▶ _EXERCISE INSTRUCTIONS_
Across the data below, state how many lines hold "title", and reply with nothing but that number.

Website and app data records:
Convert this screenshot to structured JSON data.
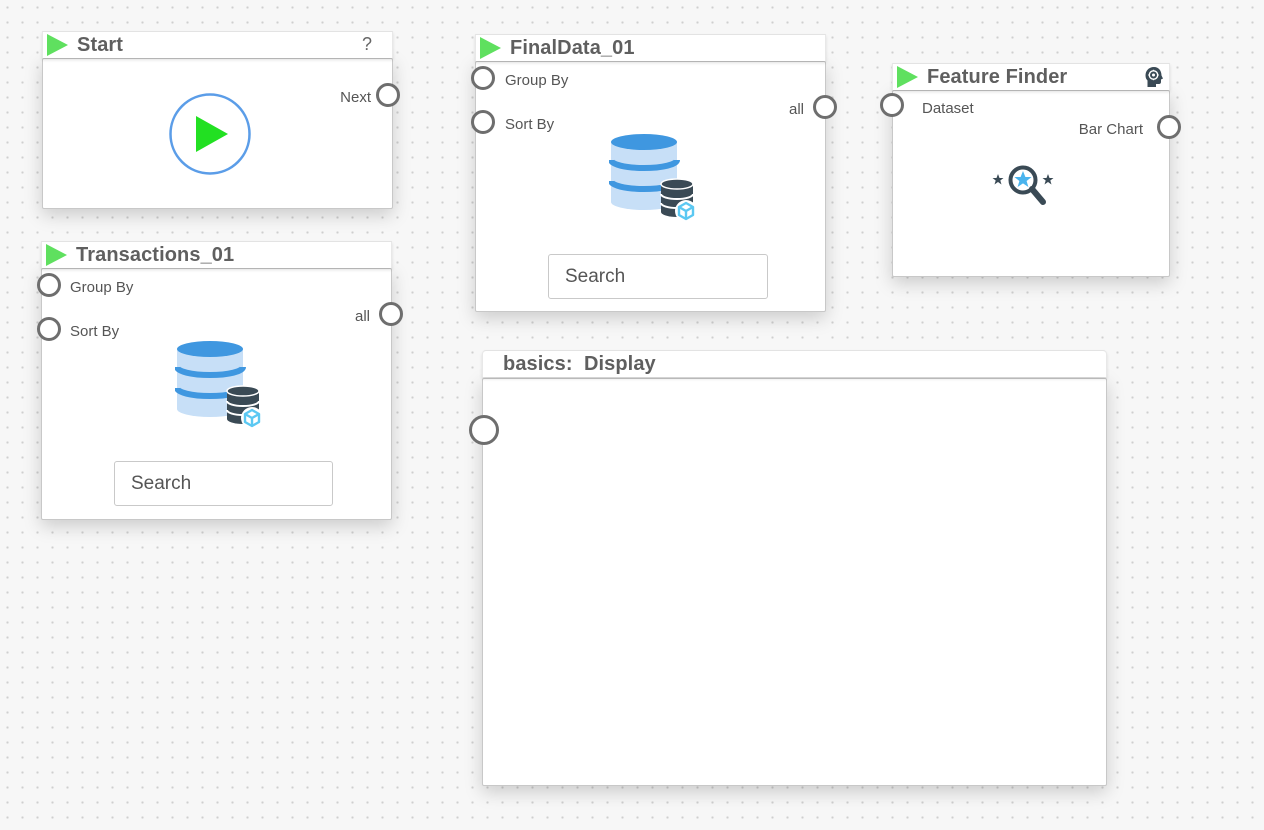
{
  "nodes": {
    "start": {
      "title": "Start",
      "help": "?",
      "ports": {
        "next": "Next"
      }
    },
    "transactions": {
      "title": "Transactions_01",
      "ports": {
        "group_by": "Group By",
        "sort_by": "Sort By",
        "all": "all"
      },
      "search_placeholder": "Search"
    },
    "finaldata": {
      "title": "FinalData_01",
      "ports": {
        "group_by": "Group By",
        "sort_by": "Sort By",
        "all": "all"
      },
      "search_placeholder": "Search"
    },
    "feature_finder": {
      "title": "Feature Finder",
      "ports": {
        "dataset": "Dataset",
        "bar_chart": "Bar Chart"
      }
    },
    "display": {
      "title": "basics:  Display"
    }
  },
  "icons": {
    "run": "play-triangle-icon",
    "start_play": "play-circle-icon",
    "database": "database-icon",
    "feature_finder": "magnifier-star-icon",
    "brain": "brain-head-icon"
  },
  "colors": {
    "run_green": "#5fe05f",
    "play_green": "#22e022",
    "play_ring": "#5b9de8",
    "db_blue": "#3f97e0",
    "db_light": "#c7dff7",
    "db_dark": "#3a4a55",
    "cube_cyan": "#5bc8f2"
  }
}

▶ _EXERCISE RESPONSE_
5